Action item: Filter the records for lines holding the string "content".
================================
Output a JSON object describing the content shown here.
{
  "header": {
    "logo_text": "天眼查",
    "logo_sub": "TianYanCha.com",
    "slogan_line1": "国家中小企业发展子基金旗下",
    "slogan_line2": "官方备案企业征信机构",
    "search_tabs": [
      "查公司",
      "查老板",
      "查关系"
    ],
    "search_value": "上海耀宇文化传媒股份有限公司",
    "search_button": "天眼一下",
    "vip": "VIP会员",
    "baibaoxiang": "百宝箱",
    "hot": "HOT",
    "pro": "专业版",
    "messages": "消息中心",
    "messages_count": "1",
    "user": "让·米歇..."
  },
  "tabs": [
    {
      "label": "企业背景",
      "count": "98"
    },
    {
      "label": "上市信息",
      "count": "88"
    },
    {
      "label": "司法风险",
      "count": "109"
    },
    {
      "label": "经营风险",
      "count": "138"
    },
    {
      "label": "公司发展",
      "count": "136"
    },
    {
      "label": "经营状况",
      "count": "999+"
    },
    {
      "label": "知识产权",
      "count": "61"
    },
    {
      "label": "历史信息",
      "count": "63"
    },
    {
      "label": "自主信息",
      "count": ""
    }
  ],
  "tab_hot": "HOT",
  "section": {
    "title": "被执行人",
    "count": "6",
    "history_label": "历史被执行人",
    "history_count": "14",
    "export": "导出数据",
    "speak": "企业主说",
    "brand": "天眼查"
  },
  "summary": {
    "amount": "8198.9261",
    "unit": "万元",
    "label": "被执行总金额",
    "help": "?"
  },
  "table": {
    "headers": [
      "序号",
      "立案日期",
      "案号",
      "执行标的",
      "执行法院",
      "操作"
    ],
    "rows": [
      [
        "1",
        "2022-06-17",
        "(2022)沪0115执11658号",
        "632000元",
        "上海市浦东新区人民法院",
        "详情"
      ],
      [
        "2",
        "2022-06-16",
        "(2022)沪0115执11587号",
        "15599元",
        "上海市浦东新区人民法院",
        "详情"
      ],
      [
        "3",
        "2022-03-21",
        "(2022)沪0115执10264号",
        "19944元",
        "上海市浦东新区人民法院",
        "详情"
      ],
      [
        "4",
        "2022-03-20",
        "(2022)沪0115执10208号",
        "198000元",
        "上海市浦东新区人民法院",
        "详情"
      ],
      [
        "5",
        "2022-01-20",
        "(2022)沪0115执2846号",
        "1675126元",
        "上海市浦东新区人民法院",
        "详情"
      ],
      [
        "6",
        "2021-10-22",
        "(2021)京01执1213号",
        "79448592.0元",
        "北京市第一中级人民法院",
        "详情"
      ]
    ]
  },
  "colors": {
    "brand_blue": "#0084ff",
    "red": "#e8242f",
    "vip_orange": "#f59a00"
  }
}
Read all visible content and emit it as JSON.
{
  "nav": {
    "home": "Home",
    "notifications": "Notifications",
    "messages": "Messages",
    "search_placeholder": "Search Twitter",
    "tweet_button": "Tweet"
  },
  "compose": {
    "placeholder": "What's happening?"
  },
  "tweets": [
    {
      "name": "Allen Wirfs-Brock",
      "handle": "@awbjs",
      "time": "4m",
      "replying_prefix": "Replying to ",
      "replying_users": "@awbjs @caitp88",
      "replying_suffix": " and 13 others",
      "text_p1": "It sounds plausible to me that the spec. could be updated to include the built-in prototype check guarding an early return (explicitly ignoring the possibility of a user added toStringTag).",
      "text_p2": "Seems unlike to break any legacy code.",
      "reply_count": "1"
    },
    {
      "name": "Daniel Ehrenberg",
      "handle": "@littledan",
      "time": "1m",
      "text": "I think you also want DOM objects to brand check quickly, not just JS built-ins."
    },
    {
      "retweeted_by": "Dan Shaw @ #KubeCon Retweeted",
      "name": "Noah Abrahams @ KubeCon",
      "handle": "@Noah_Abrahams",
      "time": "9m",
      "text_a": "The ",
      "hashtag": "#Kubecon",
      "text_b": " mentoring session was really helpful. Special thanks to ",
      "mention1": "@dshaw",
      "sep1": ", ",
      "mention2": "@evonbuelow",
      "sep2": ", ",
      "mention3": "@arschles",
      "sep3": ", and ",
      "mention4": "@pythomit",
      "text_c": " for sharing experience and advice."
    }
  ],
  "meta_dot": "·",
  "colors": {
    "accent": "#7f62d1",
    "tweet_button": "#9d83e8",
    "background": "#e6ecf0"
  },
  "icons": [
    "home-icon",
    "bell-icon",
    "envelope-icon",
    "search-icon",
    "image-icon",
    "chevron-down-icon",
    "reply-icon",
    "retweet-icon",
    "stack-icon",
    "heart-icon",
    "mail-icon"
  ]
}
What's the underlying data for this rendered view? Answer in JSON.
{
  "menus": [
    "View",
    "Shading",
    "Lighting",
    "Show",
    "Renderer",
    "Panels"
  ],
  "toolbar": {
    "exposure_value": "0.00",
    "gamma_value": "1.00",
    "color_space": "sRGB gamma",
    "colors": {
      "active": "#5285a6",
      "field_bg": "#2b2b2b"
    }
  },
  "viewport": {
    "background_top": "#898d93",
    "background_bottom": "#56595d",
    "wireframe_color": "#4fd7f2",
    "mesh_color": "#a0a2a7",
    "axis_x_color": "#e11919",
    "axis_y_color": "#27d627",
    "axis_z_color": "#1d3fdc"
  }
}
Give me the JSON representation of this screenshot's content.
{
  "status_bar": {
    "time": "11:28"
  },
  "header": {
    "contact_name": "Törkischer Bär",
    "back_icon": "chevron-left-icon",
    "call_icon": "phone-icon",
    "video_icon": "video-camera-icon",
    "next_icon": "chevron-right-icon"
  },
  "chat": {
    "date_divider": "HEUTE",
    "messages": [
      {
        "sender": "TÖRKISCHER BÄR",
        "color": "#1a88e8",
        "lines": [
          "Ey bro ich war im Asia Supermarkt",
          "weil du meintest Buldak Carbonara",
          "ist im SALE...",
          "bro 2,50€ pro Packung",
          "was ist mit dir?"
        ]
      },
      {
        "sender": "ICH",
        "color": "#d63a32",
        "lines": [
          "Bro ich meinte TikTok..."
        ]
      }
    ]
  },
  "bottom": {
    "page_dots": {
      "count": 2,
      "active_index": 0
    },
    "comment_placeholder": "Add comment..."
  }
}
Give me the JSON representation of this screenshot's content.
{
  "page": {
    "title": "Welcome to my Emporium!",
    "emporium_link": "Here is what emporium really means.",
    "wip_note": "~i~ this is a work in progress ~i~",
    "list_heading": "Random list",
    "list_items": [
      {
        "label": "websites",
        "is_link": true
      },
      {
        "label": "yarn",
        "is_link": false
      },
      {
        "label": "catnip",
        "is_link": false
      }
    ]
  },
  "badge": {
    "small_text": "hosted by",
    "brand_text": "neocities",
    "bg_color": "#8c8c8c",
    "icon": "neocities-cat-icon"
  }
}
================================
Answer for this exercise:
Output a JSON object describing the content shown here.
Read all visible content and emit it as JSON.
Give me the JSON representation of this screenshot's content.
Give me the JSON representation of this screenshot's content.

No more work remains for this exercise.